J. Cardiovasc. Dev. Dis.2015, 2(3), 214-232; doi:10.3390/jcdd2030214 - published 17 August 2015 Show/Hide Abstract
Abstract: The heart valve interstitial cell (VIC) population is dynamic and thought to mediate lay down and maintenance of the tri-laminar extracellular matrix (ECM) structure within the developing and mature valve throughout life. Disturbances in the contribution and distribution of valve ECM components are detrimental to biomechanical function and associated with disease. This pathological process is associated with activation of resident VICs that in the absence of disease reside as quiescent cells. While these paradigms have been long standing, characterization of this abundant and ever-changing valve cell population is incomplete. Here we examine the expression pattern of Smooth muscle α-actin, Periostin, Twist1 and Vimentin in cultured VICs, heart valves from healthy embryonic, postnatal and adult mice, as well as mature valves from human patients and established mouse models of disease. We show that the VIC population is highly heterogeneous and phenotypes are dependent on age, species, location, and disease state. Furthermore, we identify phenotypic diversity across common models of mitral valve disease. These studies significantly contribute to characterizing the VIC population in health and disease and provide insights into the cellular dynamics that maintain valve structure in healthy adults and mediate pathologic remodeling in disease states.
J. Cardiovasc. Dev. Dis.2015, 2(3), 200-213; doi:10.3390/jcdd2030200 - published 24 July 2015 Show/Hide Abstract

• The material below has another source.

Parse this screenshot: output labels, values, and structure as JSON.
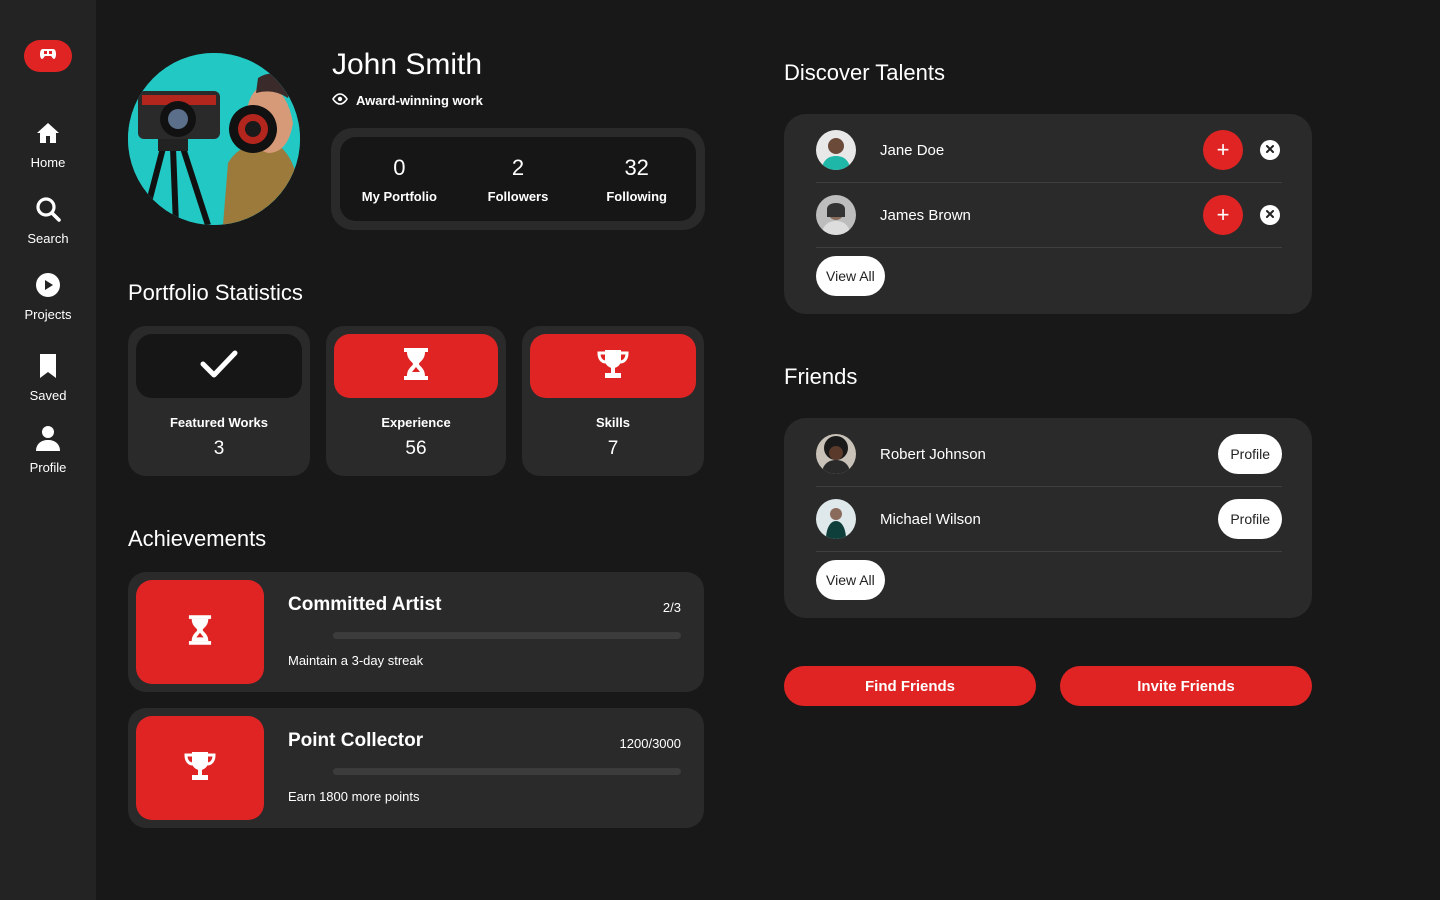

Abstract: Mutations in the actin-binding gene Filamin-A have been linked to non-syndromic myxomatous valvular dystrophy and associated mitral valve prolapse. Previous studies by our group traced the adult valve defects back to developmental errors in valve interstitial cell-mediated extracellular matrix remodeling during fetal valve gestation. Mice deficient in Filamin-A exhibit enlarged mitral leaflets at E17.5, and subsequent progression to a myxomatous phenotype is observed by two months. For this study, we sought to define mechanisms that contribute to myxomatous degeneration in the adult Filamin-A-deficient mouse. In vivo experiments demonstrate increased infiltration of hematopoietic-derived cells and macrophages in adolescent Filamin-A conditional knockout mice. Concurrent with this infiltration of hematopoietic cells, we show an increase in Erk activity, which localizes to regions of MMP2 expression. Additionally, increases in cell proliferation are observed at two months, when hematopoietic cell engraftment and signaling are pronounced. Similar changes are observed in human myxomatous mitral valve tissue, suggesting that infiltration of hematopoietic-derived cells and/or increased Erk signaling may contribute to myxomatous valvular dystrophy. Consequently, immune cell targeting and/or suppression of pErk activities may represent an effective therapeutic option for mitral valve prolapse patients.